**Aim of the exercise:** Below are records; report the number of lines in them that include the word "screenshot", with no other text.

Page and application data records
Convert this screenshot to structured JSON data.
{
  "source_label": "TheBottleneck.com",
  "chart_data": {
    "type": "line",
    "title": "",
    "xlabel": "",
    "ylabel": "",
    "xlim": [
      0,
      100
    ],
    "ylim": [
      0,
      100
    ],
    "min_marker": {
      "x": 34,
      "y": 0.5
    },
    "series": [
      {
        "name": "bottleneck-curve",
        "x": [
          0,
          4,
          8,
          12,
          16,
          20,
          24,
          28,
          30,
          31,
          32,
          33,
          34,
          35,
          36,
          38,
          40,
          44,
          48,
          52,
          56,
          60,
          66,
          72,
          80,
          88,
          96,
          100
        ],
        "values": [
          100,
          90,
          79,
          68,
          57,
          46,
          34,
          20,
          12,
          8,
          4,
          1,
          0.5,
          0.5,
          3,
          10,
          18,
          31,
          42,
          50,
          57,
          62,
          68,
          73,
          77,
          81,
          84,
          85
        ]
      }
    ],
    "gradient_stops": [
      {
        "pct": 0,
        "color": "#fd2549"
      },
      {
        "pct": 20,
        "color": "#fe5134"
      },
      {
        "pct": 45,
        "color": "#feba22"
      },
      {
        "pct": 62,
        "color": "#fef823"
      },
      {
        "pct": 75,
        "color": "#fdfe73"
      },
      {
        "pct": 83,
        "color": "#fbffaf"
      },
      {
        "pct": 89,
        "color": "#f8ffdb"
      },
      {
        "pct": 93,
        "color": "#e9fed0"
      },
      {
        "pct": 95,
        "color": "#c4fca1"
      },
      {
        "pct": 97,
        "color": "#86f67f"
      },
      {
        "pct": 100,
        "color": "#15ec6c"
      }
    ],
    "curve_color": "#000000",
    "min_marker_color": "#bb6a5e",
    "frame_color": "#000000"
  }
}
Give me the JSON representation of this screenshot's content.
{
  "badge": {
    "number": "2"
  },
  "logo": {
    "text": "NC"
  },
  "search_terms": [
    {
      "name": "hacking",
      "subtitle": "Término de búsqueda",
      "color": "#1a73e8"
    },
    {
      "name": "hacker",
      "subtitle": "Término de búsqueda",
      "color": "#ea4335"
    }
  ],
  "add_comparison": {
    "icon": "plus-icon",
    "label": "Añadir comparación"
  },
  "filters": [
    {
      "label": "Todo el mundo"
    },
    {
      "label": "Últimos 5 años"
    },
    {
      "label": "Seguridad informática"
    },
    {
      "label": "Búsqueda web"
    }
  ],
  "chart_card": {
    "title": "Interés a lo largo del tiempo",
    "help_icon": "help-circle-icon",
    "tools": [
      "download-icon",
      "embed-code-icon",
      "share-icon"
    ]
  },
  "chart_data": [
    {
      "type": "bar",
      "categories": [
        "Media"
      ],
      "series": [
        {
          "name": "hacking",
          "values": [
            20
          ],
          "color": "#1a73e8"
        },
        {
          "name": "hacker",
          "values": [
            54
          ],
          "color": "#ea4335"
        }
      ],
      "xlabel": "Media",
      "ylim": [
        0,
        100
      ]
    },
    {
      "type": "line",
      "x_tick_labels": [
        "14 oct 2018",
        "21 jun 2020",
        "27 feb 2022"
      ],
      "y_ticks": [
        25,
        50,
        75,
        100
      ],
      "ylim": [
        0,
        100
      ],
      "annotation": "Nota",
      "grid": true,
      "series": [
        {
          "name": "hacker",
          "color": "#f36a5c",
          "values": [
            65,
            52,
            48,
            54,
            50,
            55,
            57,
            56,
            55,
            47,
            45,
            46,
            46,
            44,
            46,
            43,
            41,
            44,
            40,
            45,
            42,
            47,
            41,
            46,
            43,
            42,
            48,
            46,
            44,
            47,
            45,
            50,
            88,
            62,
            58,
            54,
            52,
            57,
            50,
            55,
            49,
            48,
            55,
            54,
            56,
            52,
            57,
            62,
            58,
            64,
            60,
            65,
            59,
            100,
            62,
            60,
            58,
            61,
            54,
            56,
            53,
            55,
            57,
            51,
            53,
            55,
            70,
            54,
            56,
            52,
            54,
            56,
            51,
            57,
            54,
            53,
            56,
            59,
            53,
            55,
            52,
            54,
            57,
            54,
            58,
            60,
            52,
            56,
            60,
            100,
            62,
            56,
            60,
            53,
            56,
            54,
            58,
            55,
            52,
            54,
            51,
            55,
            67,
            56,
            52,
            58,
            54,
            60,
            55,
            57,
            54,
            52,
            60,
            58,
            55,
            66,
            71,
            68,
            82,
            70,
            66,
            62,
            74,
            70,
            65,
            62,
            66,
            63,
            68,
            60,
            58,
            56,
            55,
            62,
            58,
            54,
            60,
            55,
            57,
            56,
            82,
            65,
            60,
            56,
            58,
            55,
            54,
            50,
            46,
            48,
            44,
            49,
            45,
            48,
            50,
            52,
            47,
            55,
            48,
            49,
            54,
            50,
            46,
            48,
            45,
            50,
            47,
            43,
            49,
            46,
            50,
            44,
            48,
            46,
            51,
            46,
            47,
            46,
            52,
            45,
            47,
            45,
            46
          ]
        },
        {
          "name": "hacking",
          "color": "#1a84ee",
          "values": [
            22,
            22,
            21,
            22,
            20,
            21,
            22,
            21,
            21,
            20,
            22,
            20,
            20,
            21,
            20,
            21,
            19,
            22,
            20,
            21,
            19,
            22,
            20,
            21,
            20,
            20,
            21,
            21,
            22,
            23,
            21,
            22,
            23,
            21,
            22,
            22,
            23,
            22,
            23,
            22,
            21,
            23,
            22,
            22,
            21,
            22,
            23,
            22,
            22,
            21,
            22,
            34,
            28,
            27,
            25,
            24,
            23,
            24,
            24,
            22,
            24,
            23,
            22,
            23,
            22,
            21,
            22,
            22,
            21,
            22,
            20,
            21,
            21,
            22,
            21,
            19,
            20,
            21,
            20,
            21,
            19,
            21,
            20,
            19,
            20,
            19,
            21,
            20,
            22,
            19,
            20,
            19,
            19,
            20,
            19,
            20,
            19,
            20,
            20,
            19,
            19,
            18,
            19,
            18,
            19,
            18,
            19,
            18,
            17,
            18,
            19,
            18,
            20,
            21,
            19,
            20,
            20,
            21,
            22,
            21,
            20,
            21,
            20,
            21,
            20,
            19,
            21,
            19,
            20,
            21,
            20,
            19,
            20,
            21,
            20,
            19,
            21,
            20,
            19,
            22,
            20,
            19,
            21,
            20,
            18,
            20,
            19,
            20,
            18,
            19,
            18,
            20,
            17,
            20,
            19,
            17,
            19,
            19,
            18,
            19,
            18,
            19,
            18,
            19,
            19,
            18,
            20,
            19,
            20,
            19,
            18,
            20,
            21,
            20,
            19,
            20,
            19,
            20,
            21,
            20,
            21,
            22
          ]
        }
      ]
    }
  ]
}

**Task answer:** 2